What needs to be done –
For this exercise, copy each line of the records that contains the word "Deformers".

Given data –
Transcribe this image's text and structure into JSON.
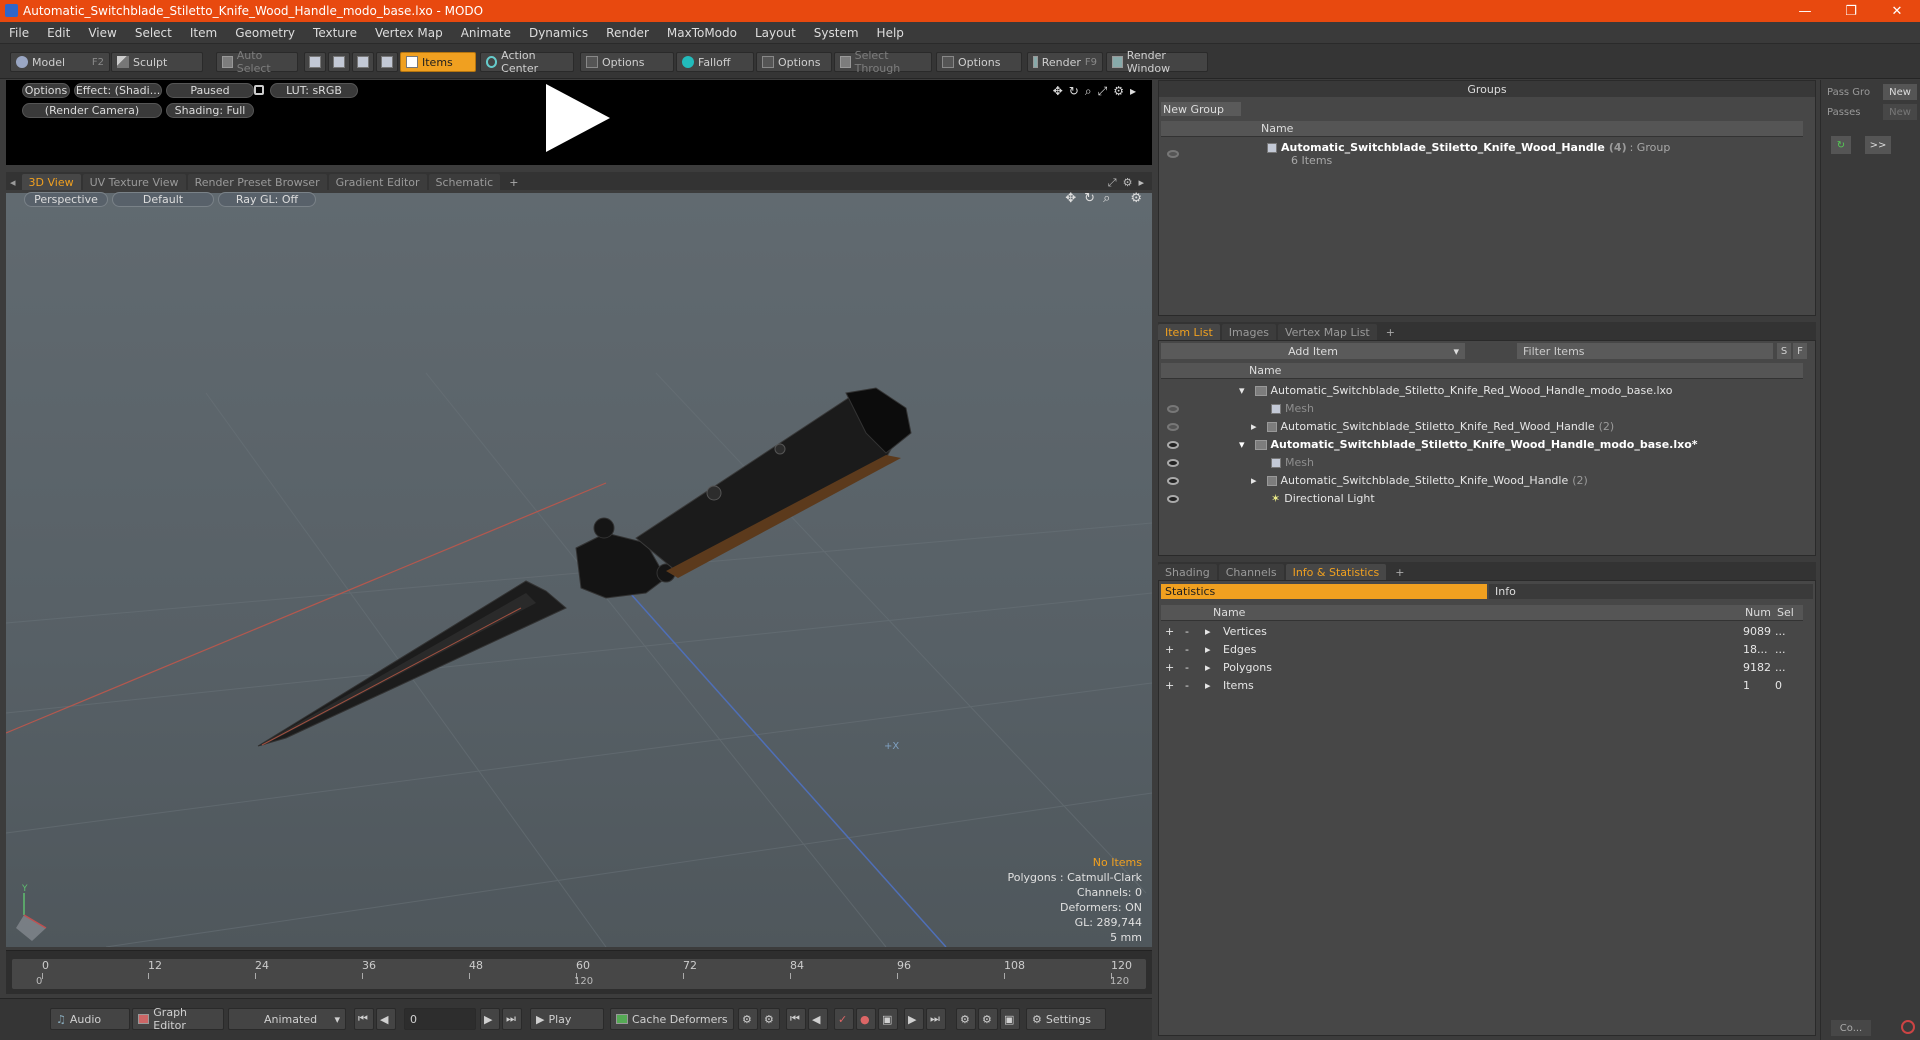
{
  "window": {
    "title": "Automatic_Switchblade_Stiletto_Knife_Wood_Handle_modo_base.lxo - MODO",
    "minimize": "—",
    "maximize": "❐",
    "close": "✕"
  },
  "menu": [
    "File",
    "Edit",
    "View",
    "Select",
    "Item",
    "Geometry",
    "Texture",
    "Vertex Map",
    "Animate",
    "Dynamics",
    "Render",
    "MaxToModo",
    "Layout",
    "System",
    "Help"
  ],
  "toolbar": {
    "model": "Model",
    "model_key": "F2",
    "sculpt": "Sculpt",
    "auto_select": "Auto Select",
    "items": "Items",
    "action_center": "Action Center",
    "options1": "Options",
    "falloff": "Falloff",
    "options2": "Options",
    "select_through": "Select Through",
    "options3": "Options",
    "render": "Render",
    "render_key": "F9",
    "render_window": "Render Window"
  },
  "preview": {
    "options": "Options",
    "effect": "Effect: (Shadi...",
    "paused": "Paused",
    "lut": "LUT: sRGB",
    "camera": "(Render Camera)",
    "shading": "Shading: Full"
  },
  "viewtabs": [
    "3D View",
    "UV Texture View",
    "Render Preset Browser",
    "Gradient Editor",
    "Schematic",
    "+"
  ],
  "viewport": {
    "perspective": "Perspective",
    "default": "Default",
    "raygl": "Ray GL: Off",
    "info": {
      "no_items": "No Items",
      "polygons": "Polygons : Catmull-Clark",
      "channels": "Channels: 0",
      "deformers": "Deformers: ON",
      "gl": "GL: 289,744",
      "scale": "5 mm"
    },
    "axis_y": "Y",
    "axis_x": "X"
  },
  "timeline": {
    "ticks": [
      "0",
      "12",
      "24",
      "36",
      "48",
      "60",
      "72",
      "84",
      "96",
      "108",
      "120"
    ],
    "bottom_ticks": [
      "0",
      "120",
      "120"
    ]
  },
  "bottombar": {
    "audio": "Audio",
    "graph_editor": "Graph Editor",
    "animated": "Animated",
    "frame": "0",
    "play": "Play",
    "cache_deformers": "Cache Deformers",
    "settings": "Settings"
  },
  "groups": {
    "title": "Groups",
    "new_group": "New Group",
    "col_name": "Name",
    "item_name": "Automatic_Switchblade_Stiletto_Knife_Wood_Handle",
    "item_count": "(4)",
    "item_type": ": Group",
    "item_sub": "6 Items"
  },
  "itemlist": {
    "tabs": [
      "Item List",
      "Images",
      "Vertex Map List",
      "+"
    ],
    "add_item": "Add Item",
    "filter": "Filter Items",
    "s": "S",
    "f": "F",
    "col_name": "Name",
    "rows": [
      {
        "name": "Automatic_Switchblade_Stiletto_Knife_Red_Wood_Handle_modo_base.lxo",
        "count": ""
      },
      {
        "name": "Mesh",
        "count": ""
      },
      {
        "name": "Automatic_Switchblade_Stiletto_Knife_Red_Wood_Handle",
        "count": "(2)"
      },
      {
        "name": "Automatic_Switchblade_Stiletto_Knife_Wood_Handle_modo_base.lxo*",
        "count": ""
      },
      {
        "name": "Mesh",
        "count": ""
      },
      {
        "name": "Automatic_Switchblade_Stiletto_Knife_Wood_Handle",
        "count": "(2)"
      },
      {
        "name": "Directional Light",
        "count": ""
      }
    ]
  },
  "stats": {
    "tabs": [
      "Shading",
      "Channels",
      "Info & Statistics",
      "+"
    ],
    "statistics": "Statistics",
    "info": "Info",
    "col_name": "Name",
    "col_num": "Num",
    "col_sel": "Sel",
    "rows": [
      {
        "name": "Vertices",
        "num": "9089",
        "sel": "..."
      },
      {
        "name": "Edges",
        "num": "18...",
        "sel": "..."
      },
      {
        "name": "Polygons",
        "num": "9182",
        "sel": "..."
      },
      {
        "name": "Items",
        "num": "1",
        "sel": "0"
      }
    ]
  },
  "farright": {
    "pass_group": "Pass Gro",
    "new1": "New",
    "passes": "Passes",
    "new2": "New",
    "expand": ">>",
    "co": "Co..."
  },
  "colors": {
    "accent": "#f0a020",
    "titlebar": "#e8490f"
  }
}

Task solution –
      "deformers": "Deformers: ON",
    "cache_deformers": "Cache Deformers",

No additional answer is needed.